- PROVIDED DATA
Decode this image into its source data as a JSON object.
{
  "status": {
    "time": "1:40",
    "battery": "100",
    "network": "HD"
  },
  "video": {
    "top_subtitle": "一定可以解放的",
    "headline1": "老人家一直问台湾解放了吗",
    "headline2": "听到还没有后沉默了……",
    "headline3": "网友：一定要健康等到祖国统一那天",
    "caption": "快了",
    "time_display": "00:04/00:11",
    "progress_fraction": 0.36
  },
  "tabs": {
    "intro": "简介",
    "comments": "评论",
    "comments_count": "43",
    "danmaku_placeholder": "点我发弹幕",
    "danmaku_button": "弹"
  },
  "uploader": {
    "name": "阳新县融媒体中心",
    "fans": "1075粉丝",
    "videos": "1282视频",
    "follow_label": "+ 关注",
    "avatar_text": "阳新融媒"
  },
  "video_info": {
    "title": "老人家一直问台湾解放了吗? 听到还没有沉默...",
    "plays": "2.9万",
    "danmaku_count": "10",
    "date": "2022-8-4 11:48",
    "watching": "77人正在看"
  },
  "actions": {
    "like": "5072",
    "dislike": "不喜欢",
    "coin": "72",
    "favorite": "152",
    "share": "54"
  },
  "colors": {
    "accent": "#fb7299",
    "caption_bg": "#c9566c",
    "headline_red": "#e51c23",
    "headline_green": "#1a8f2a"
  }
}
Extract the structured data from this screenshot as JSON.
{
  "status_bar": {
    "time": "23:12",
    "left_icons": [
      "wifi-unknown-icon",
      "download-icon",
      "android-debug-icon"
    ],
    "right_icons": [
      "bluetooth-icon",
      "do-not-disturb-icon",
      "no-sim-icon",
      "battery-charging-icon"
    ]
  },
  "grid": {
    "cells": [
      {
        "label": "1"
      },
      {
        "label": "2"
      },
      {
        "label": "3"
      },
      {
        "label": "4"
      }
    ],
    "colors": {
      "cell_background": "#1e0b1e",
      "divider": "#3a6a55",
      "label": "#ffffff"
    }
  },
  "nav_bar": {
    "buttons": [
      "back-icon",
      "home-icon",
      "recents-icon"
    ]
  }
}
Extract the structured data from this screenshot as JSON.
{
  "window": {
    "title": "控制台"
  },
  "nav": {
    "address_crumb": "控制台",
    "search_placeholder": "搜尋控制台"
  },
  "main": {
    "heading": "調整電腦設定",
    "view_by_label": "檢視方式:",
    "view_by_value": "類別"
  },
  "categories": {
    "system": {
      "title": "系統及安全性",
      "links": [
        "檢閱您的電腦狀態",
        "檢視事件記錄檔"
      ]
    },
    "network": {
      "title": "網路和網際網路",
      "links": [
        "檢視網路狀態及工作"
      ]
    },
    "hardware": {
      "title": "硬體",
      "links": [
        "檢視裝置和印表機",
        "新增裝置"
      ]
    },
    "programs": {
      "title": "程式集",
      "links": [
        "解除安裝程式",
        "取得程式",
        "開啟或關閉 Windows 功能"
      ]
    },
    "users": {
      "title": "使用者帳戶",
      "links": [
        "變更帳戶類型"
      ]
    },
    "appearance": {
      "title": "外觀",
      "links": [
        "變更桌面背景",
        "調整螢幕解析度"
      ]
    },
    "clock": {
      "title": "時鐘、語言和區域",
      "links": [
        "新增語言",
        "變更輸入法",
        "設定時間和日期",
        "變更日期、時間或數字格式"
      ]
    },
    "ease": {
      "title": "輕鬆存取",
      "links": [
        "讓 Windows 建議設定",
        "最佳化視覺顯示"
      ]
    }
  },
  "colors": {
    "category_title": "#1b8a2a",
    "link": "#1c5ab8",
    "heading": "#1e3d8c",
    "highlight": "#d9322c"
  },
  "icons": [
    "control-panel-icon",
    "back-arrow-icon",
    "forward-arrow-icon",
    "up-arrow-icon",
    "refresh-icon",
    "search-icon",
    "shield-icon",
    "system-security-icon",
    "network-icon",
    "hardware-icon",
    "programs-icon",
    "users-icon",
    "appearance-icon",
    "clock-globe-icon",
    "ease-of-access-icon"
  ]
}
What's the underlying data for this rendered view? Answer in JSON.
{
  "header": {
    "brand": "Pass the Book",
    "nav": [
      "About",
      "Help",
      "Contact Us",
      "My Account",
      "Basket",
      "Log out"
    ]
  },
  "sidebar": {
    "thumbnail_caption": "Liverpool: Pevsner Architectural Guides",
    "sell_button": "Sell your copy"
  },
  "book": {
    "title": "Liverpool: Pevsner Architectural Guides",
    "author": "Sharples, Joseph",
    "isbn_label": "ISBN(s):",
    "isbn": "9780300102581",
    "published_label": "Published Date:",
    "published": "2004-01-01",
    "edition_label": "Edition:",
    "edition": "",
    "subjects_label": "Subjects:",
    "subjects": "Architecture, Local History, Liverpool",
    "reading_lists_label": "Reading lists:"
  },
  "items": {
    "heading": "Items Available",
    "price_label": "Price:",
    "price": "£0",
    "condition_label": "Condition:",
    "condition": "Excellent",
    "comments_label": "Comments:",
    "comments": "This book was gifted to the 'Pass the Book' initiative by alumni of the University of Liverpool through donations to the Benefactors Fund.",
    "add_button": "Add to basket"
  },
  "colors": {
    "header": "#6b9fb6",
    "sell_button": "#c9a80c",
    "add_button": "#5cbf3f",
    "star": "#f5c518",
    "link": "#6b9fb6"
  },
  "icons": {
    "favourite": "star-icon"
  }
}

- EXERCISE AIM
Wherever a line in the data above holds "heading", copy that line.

- PROBLEM SOLUTION
    "heading": "調整電腦設定",
    "heading": "#1e3d8c",
    "heading": "Items Available",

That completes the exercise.